My experience is that leaders (and coaches and parents) are constantly looking for ways to motivate their employees in order to access higher levels of performance. To this end, they come up with new strategies, structures, and systems (like performance management) to achieve this end. There's certainly nothing wrong with getting the externals right, but they are not the real source of human motivation. What does the research (Deci and Flaste, 1996) of the past 50 or so years conclude?
"The best way to motivate people - at work, at school, in sports, or at home - is to support their sense of autonomy."

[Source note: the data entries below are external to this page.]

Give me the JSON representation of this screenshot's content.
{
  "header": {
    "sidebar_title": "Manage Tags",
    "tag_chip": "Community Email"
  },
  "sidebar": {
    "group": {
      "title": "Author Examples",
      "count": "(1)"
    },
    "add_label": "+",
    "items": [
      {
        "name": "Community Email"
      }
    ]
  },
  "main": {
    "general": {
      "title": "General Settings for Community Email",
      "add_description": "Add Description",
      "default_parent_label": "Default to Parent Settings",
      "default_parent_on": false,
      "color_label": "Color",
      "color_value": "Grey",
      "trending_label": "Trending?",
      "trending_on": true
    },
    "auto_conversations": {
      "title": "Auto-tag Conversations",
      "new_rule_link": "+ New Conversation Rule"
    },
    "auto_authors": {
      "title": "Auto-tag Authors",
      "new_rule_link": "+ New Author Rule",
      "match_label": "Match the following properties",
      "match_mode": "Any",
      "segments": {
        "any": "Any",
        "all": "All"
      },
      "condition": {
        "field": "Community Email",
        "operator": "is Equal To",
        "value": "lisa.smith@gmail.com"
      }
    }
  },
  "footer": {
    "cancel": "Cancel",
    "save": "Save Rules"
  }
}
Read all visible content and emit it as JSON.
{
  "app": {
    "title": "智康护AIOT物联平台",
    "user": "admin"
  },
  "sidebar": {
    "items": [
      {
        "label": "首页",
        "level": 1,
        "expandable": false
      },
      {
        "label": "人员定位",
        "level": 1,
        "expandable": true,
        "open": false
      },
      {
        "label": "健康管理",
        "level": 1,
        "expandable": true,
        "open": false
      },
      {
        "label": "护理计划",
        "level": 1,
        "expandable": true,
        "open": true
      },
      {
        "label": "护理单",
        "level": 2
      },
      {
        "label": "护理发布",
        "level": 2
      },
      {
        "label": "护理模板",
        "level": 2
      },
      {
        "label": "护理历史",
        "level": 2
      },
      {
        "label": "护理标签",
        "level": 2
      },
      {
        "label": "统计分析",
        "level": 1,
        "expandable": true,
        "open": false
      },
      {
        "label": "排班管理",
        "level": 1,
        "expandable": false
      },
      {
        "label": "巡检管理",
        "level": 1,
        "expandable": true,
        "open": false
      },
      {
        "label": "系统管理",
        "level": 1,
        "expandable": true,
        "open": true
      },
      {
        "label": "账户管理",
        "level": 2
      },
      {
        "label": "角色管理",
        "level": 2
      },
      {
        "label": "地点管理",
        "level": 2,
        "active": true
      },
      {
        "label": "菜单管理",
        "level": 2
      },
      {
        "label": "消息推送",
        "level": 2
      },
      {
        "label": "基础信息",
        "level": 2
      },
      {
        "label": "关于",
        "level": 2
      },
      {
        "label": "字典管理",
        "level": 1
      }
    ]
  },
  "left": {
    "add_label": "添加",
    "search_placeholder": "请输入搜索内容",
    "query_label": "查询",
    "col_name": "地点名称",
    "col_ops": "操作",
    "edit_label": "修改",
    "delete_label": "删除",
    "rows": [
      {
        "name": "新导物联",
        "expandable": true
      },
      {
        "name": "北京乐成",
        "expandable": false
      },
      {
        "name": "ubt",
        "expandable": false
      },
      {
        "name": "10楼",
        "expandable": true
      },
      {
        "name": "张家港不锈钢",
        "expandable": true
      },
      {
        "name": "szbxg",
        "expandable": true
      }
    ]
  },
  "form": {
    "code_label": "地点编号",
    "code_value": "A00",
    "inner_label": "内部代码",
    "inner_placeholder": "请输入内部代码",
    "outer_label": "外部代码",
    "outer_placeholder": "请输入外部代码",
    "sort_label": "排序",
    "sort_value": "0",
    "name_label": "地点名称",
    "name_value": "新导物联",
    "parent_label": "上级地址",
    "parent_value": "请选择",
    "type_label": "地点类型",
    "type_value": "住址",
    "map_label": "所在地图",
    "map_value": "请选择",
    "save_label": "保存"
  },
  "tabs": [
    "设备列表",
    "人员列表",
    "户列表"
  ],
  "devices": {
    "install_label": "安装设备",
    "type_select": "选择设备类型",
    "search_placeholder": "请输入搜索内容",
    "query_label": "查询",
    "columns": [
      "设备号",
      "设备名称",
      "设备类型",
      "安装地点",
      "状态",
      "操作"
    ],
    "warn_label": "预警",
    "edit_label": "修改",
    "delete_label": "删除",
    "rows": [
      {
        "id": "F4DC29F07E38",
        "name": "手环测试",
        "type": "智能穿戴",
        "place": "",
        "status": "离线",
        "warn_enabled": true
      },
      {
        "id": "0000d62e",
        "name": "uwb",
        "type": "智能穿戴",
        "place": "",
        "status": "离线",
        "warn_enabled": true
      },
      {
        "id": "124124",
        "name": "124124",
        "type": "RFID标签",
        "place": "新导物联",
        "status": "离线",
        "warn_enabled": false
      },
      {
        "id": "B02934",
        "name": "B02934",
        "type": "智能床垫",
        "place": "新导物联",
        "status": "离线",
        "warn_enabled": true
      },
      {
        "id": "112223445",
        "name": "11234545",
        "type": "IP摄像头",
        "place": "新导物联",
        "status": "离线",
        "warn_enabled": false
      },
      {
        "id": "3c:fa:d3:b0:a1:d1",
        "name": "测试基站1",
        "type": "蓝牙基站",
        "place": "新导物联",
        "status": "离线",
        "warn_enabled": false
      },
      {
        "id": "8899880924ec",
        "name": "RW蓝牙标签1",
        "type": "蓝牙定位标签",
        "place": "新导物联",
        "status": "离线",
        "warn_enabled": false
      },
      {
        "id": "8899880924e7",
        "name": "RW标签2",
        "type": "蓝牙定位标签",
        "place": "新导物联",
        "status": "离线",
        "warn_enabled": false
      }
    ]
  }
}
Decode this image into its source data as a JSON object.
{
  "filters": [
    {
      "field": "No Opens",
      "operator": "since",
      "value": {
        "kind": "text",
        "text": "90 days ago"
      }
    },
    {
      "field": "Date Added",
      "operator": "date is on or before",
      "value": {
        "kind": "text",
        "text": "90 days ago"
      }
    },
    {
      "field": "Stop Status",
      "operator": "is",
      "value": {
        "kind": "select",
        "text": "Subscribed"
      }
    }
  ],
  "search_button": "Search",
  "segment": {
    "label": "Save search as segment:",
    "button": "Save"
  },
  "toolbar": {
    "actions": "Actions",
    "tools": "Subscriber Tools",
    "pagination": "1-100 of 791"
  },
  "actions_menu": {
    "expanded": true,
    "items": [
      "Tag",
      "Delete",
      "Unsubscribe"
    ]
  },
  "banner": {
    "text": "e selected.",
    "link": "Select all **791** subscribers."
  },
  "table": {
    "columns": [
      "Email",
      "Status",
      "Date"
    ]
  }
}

We are all inherently interested in the world, so leaders, coaches, and parents need to nurture that interest. This is what drives each of us. Following orders, based on old 'reward or punishment' principles is not the way. Research over the past decades clearly challenge the thinking that each of us is, 'only in it for the money'. So explain the reasons why a task is important, and then give as much personal freedom in carrying out the task as possible. The real motivation question, they say, is, "How can I create the conditions within which people will motivate themselves."